Tree of Life:
The Serpentine Pavilion is a landmark of the London calendar and a critical space for exploration. Far from temporary, these illustrious structures have gone on to second lives all over the world, launching many a starchitect. Inspired by a tree from his African village, this summer belongs to Francis Kéré.
It’s hard to believe now, such is her impact, that when Zaha Hadid created the Serpentine Gallery’s first pavilion in the year 2000, she was having difficulty getting anything commissioned at all. Her first project in the UK, Hadid quite rightly went on to become a luminary over the course of the 00s. And came back to the Serpentine in 2013, making things permanent by launching the Sackler Gallery.
Aside from championing progressive architecture and the cultural dialogue that goes with it, the raison d’être of the summer pavilion is to give voice to a talent that’s not laid foundation on British soil before. Beyond Hadid, the pavilion project’s history reads as a roll call of the great and the good, from Frank Gehry to Olaf Eliasson to Ai Weiwei.
This year, Artistic Director Hans Ulrich Obrist and CEO Yana Peel, encouraged by advisers Sir David Adjaye and Richard Rogers, welcome Francis Kéré to W2. By way of Burkina Faso and Berlin, the African’s structure brings with it an ambitious programme of engagement – including New York art world legends, musicians of the moment and dance performance workshops as part of the London-wide Shubbak festival of Arabic culture. “For us, Kéré’s work is really defined by his commitment to social engagement and sustainable design,” begins Peel. “His award-winning primary school project in Burkina Faso expresses his warmth and radical inclusion that make him the perfect fit for our vision for the pavilion.”

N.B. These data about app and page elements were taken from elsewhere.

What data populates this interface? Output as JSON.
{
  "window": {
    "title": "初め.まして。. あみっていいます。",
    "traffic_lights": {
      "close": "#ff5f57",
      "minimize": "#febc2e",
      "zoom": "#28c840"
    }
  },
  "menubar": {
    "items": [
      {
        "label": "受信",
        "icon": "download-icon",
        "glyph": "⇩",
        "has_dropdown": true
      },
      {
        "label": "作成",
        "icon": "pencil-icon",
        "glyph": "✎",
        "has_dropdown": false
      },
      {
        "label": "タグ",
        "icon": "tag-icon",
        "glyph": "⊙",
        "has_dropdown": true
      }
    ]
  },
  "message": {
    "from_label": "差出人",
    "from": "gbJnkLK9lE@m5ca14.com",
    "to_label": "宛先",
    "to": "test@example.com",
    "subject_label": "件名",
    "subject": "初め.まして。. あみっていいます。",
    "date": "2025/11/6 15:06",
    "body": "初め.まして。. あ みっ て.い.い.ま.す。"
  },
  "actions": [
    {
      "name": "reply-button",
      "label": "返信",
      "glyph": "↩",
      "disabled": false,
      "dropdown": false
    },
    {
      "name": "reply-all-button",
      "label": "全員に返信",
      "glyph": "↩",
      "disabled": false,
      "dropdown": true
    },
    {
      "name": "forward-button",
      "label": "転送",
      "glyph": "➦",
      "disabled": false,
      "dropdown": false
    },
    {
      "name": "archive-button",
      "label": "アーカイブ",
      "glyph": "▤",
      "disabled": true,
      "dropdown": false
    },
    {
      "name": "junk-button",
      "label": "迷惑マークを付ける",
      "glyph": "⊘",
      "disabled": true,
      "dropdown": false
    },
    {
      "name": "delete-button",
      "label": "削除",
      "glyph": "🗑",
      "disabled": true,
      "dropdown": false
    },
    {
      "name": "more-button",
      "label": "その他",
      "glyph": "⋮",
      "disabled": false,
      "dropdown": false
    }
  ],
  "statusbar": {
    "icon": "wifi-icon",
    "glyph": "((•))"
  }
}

“In Gando, the Burkina Faso village where he grew up, life unfolded around the tree,” elaborates Obrist. “He is very inspired by the tree serving as a central meeting point for life, which also responds to the environment here in the park.”

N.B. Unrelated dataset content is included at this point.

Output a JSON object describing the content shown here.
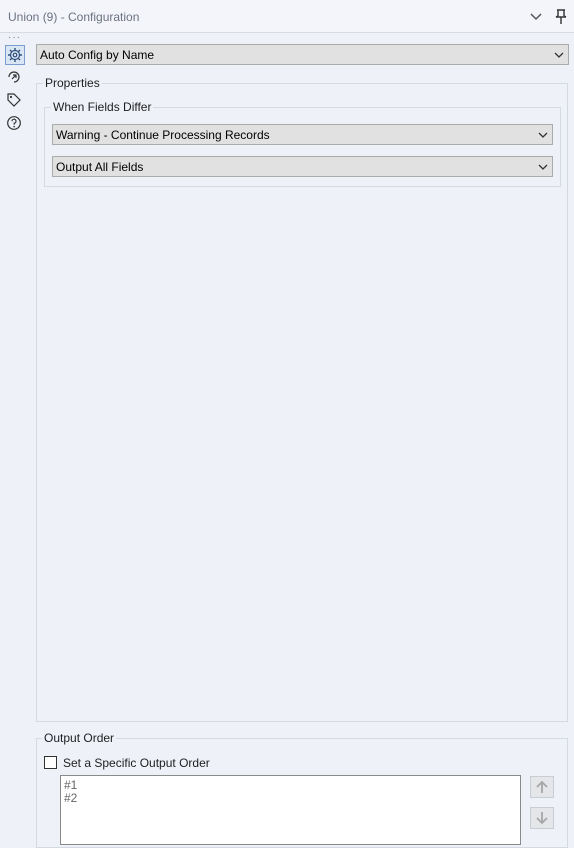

In steel and wood, with a transparent skin, the shade of tree branches is evoked, with a large opening in the canopy.
“In times of rain, the roof becomes a funnel channelling water into the heart of the structure,” explains Kéré. “This rain collection acts symbolically, highlighting water as a fundamental resource for human survival and prosperity… In the evening, the canopy becomes a source of illumination.”
With free admission and park opening hours from early morning to dusk, an exciting characteristic of the pavilion project is in its relationship with the public – from joggers and dog walkers, to its space as a social hub, it is experienced in a number of ways, all of them joyfully unpredictable.
Whilst temporary in this setting, the pavilion is far from ephemeral, going on to live new lives afterward where they truly cement their roles – not unlike the way that Prouvé’s demountables, military shelter and temporary school of Villejuif, regarded as some of the 20th century’s most fascinating buildings, have become desired and celebrated.
Edi Rama, the prime minister of Albania has embraced Sou Fujimoto’s pavilion, where it resides permanently, whilst Ivan Wirth brought Smiljan Radi?’s pavilion to the Hauser & Wirth gallery in Somerset. Bjarke Ingels’s structure of last year is set to make Vancouver home in 2019, after travelling across North America.
As for Kéré’s next project, that’s to be decided. But with this track record, watch this space.